He says scaling up renewable energy technologies in east Africa has been hampered by acute shortage of suitable professionals trained in renewable energy.
“There are very few institutions in the country able to train technicians and engineers in renewable energy sector and even those trained and licensed are mainly based in Nairobi,” he says.
Da Silva adds that governments in east Africa should commit themselves “to match the speed of investors” by ensuring “reduction of real and perceived risks for lenders willing to fund renewable energy projects.”
“Let us get some successful stories on renewable energy project investments in east Africa and more financing institutions would feel more inclined to bring their funds into this region,” he said.
He blamed the bureaucratic processes in getting approval for the renewable energy projects as a hindrance to IPPs willing to bet their money in the region’s market.
“We probably need to embrace the use of information technology in facilitating the licensing processes so that one could pay all the required fees at some point without having to pass through many officers, some who demand bribes,” says Da Silva.
Availability of land is another major hurdle for energy projects, especially in Kenya, according to Da Silva.
“For instance, when word goes out that some foreigners want to set up a mini-hydro or a wind farm in a place, communities gang up and ask for exorbitant land prices which makes the project unviable,” he says. “It also happens that some people have an enormous attachment to the land because of cultural or religious reasons, thus completely frustrating private investors who want to take advantage of the available natural resources to generate electricity.”

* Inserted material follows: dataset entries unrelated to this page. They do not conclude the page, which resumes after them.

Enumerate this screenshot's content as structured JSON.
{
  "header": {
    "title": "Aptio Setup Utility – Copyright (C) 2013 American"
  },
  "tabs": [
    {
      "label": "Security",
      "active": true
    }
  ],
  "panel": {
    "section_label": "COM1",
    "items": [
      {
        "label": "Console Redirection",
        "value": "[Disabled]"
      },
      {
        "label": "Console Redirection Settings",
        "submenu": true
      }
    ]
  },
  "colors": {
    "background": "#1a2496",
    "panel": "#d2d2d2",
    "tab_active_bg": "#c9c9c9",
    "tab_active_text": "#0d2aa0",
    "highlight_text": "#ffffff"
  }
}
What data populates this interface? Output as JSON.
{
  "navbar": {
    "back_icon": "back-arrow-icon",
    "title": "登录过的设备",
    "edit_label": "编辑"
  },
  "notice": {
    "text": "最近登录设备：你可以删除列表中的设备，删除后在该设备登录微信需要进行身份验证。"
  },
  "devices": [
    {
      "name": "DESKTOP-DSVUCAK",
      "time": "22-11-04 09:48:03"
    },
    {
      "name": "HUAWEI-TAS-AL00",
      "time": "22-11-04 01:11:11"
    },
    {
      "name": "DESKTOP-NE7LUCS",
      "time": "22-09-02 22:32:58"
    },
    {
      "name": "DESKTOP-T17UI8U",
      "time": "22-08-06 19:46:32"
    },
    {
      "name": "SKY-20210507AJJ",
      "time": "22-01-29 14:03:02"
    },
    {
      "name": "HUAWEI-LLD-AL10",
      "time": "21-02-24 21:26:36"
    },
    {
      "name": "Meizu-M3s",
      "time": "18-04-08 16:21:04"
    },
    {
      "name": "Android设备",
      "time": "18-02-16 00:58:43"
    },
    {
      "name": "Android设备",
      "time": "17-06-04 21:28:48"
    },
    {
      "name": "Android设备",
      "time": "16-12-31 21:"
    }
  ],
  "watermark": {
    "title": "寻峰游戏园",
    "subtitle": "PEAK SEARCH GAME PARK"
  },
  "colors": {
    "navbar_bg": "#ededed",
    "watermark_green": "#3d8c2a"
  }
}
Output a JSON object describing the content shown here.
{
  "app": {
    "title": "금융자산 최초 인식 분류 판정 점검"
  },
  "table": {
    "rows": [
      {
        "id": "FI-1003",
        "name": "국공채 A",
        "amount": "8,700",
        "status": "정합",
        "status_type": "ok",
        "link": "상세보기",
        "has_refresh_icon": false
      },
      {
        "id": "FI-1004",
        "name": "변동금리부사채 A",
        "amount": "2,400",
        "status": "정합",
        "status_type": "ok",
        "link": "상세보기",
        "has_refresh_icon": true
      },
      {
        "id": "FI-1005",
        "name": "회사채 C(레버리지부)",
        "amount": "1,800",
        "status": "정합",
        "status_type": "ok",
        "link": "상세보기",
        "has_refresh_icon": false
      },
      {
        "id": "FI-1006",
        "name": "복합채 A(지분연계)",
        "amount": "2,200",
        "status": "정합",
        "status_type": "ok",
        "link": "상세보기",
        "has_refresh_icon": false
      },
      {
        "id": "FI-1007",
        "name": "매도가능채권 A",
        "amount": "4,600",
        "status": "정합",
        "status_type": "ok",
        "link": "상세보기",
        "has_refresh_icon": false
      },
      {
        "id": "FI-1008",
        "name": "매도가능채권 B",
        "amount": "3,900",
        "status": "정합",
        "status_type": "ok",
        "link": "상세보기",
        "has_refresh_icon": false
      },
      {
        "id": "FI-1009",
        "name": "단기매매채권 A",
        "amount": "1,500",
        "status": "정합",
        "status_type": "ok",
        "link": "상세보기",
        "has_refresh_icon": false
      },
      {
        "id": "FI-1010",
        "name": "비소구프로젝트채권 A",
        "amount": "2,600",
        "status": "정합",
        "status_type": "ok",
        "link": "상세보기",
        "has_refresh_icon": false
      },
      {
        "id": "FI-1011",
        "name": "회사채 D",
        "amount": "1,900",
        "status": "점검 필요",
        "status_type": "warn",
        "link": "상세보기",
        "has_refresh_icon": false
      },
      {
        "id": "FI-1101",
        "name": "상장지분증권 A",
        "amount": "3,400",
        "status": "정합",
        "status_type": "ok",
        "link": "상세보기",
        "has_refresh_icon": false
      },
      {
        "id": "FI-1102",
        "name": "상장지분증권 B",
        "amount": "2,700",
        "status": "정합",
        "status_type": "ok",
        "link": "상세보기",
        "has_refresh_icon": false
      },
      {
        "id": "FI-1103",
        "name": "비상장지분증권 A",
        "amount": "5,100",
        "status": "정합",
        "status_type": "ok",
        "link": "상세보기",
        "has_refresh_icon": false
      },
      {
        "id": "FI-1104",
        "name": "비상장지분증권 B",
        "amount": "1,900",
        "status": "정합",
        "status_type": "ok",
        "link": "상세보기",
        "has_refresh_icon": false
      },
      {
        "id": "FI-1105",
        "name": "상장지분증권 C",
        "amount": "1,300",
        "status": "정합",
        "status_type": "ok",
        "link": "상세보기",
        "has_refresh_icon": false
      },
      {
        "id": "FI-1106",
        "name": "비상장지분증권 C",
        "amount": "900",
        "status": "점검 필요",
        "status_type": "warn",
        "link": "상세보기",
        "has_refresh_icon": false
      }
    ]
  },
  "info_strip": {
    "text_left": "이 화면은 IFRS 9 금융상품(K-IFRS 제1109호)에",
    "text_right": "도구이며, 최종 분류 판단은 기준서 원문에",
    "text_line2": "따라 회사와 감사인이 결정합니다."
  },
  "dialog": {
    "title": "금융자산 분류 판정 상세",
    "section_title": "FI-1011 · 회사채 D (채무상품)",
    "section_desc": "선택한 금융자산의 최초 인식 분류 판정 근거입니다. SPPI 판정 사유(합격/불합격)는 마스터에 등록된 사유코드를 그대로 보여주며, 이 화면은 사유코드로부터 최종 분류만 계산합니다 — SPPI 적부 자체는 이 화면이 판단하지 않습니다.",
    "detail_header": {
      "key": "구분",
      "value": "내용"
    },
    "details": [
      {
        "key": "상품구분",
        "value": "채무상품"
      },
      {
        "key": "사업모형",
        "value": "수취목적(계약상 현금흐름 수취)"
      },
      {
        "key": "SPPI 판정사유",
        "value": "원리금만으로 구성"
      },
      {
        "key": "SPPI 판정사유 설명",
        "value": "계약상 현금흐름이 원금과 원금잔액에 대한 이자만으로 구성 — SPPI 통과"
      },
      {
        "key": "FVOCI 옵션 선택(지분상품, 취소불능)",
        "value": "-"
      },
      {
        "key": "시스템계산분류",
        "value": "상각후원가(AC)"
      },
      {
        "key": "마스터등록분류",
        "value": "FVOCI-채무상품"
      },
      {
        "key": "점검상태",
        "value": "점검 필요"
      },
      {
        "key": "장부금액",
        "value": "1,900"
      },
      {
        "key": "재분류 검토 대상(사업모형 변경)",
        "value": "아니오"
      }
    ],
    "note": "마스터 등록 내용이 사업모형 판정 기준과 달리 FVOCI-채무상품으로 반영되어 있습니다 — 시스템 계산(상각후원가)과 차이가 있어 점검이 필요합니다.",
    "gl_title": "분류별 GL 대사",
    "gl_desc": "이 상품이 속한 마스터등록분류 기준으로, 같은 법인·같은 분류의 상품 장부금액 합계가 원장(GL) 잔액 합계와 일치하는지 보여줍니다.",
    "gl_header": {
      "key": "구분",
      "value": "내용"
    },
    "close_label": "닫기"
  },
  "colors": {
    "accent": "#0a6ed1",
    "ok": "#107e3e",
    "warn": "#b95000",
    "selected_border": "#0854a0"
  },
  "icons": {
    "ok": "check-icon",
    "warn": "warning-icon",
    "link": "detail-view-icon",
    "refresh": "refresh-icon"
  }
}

Addressing these challenges will go a long way in unlocking east Africa’s potentials in producing energy and meeting the region’s energy demand for economic prosperity.